Describe the stages in a problem solving strategy as it relates to industrial/organizational psychology. Use examples.
There are five main stages in the organizational problem solving process:
1. Finding the Problem. For example, the first stage is the most important, and sometimes most difficult to find the problem, as it might not be what it seems to be. Symptoms can both illuminate and mask underlying organizational problems. Finding the problem is a detective game in which the critical clue is sometimes obvious and other times subtle and intuitive, emerging only after a long process of search and elimination. Organizational problems, once found, are generally obvious and self-evident but they do not appear so at the beginning. What one wants to avoid is called a Type III error; the error of working on the wrong problem. There are usually many problems but which are really critical?
2. Formulating the Problem. It is important but difficult as values need to be surfaced and dealt with in order to create a shared understanding about what is going on and how to improve. Organizations have many ...

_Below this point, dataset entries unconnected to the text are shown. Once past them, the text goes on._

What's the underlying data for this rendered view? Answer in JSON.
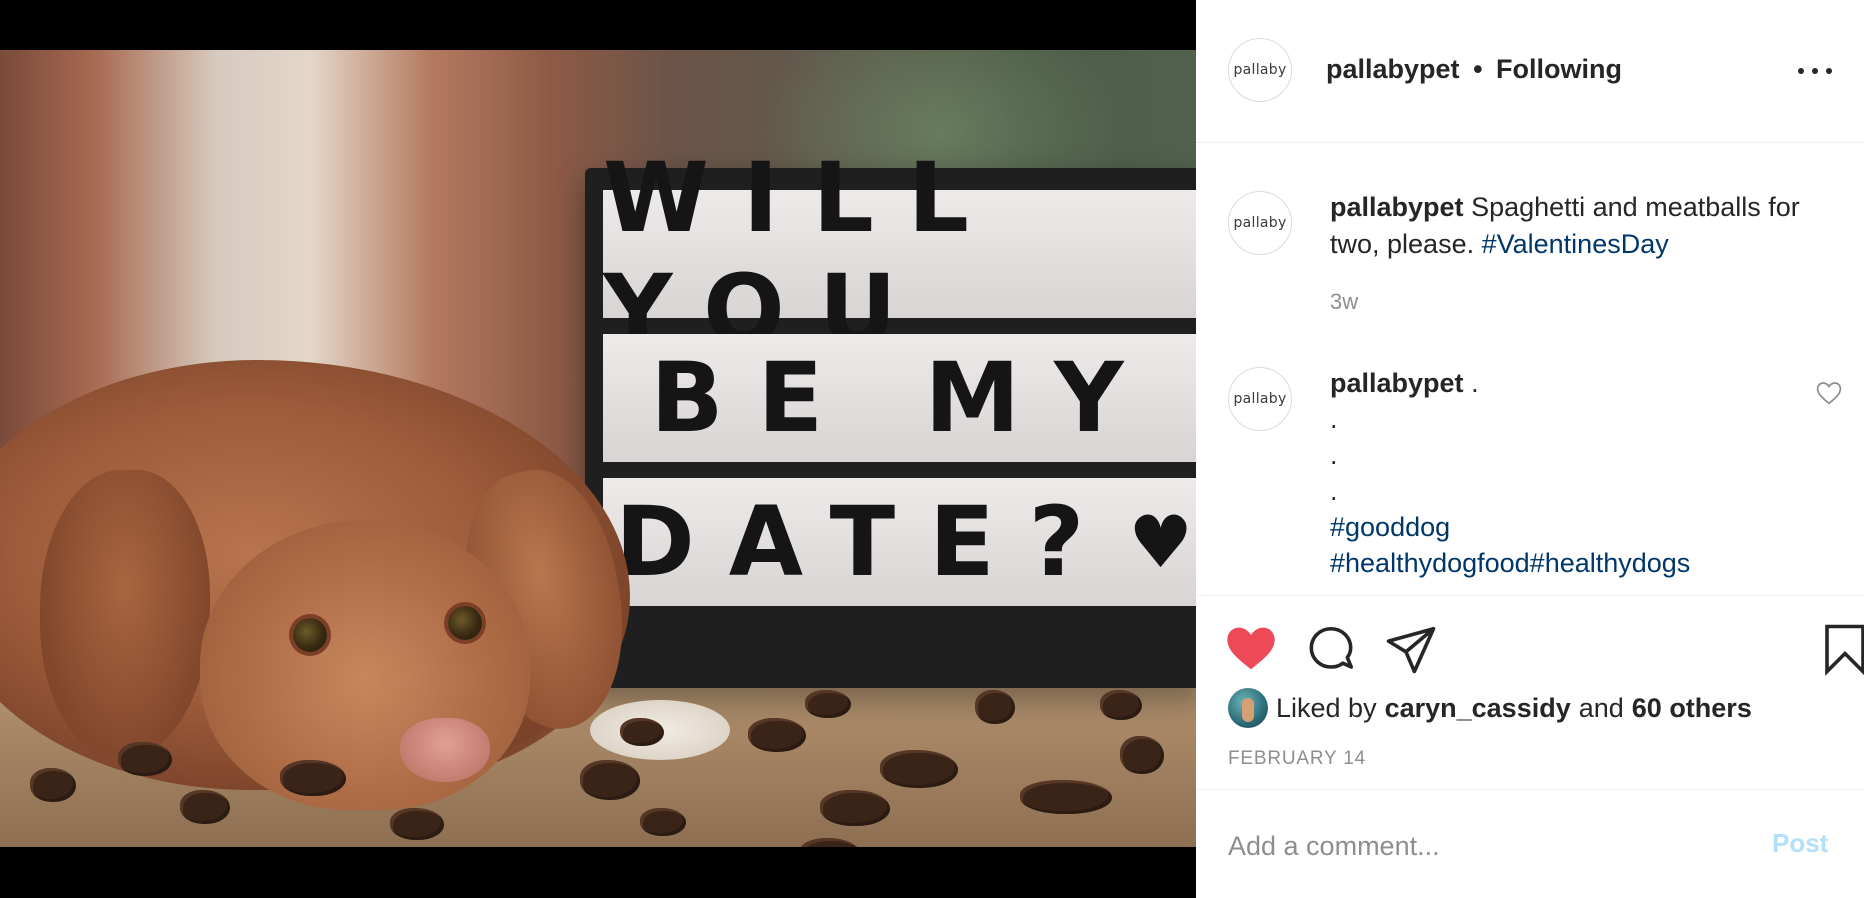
{
  "post": {
    "username": "pallabypet",
    "separator": "•",
    "follow_status": "Following",
    "avatar_text": "pallaby",
    "more_icon": "more-horizontal-icon"
  },
  "photo": {
    "sign_lines": [
      "WILL YOU",
      "BE MY",
      "DATE?"
    ],
    "sign_heart": "♥"
  },
  "caption": {
    "username": "pallabypet",
    "text": "Spaghetti and meatballs for two, please.",
    "hashtag": "#ValentinesDay",
    "time": "3w"
  },
  "comment": {
    "username": "pallabypet",
    "first_line": ".",
    "lines": [
      ".",
      ".",
      "."
    ],
    "hashtag_line1": "#gooddog",
    "hashtag_line2": "#healthydogfood#healthydogs"
  },
  "actions": {
    "liked": true,
    "like_color": "#ed4956",
    "icons": [
      "heart-filled-icon",
      "comment-icon",
      "share-icon",
      "bookmark-icon"
    ]
  },
  "likes": {
    "prefix": "Liked by",
    "user": "caryn_cassidy",
    "connector": "and",
    "others": "60 others"
  },
  "date": "FEBRUARY 14",
  "add_comment": {
    "placeholder": "Add a comment...",
    "post_label": "Post",
    "post_color": "#b2dffc"
  }
}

By discussion and example, this solution describes the stages in a problem solving strategy as it relates to industrial/organizational psychology.